### Exercise description
Which lines of the entries contain the word "kind"? Please list them.

====== Data shown

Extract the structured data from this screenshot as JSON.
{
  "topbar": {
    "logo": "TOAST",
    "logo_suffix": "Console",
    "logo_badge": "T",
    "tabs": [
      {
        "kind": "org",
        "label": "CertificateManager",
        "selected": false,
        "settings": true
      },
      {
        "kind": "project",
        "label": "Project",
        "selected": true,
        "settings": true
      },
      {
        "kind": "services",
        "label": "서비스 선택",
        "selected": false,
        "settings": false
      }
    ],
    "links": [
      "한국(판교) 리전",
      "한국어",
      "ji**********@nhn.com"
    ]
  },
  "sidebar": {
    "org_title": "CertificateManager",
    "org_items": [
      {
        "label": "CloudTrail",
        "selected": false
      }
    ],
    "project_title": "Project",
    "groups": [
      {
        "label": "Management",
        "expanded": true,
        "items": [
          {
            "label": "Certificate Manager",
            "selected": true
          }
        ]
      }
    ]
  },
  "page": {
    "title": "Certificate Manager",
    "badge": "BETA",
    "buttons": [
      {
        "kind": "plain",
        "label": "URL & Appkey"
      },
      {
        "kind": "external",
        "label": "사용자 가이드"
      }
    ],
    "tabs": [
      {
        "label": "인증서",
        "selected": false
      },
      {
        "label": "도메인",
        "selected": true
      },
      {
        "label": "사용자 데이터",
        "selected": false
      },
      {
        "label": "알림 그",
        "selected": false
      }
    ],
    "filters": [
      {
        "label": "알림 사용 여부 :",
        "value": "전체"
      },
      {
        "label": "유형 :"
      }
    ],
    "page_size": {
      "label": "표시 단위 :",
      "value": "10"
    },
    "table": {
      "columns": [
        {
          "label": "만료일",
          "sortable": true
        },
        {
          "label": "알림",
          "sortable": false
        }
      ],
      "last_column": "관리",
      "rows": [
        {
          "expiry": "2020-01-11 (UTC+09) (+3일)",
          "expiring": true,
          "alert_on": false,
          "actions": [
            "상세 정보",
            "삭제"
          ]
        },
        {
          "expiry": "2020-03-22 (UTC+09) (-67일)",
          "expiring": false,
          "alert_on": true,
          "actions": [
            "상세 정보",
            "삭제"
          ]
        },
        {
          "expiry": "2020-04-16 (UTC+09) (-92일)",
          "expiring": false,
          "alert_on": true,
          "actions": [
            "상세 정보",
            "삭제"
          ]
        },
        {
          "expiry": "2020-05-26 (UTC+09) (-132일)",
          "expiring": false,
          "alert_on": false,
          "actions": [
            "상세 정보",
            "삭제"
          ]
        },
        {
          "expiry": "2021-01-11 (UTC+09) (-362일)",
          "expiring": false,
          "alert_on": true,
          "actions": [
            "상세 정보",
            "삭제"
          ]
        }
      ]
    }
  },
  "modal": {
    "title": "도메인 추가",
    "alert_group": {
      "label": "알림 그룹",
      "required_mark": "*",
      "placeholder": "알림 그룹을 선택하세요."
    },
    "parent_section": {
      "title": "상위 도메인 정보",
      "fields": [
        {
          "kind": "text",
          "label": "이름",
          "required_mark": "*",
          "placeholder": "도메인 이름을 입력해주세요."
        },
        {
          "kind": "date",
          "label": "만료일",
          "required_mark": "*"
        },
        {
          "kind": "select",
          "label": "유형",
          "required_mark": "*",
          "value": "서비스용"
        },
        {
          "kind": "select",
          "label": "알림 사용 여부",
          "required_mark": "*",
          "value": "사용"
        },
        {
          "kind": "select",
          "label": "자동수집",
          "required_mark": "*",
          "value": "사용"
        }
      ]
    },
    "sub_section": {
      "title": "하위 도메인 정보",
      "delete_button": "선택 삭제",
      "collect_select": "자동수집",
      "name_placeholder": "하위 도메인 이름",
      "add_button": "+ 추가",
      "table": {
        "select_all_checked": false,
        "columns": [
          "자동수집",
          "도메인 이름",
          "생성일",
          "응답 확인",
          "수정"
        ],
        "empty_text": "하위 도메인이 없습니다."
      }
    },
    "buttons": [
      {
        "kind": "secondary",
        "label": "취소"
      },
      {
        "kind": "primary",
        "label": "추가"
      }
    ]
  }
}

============

### Task answer
        "kind": "org",
        "kind": "project",
        "kind": "services",
        "kind": "plain",
        "kind": "external",
          "kind": "text",
          "kind": "date",
          "kind": "select",
          "kind": "select",
          "kind": "select",
        "kind": "secondary",
        "kind": "primary",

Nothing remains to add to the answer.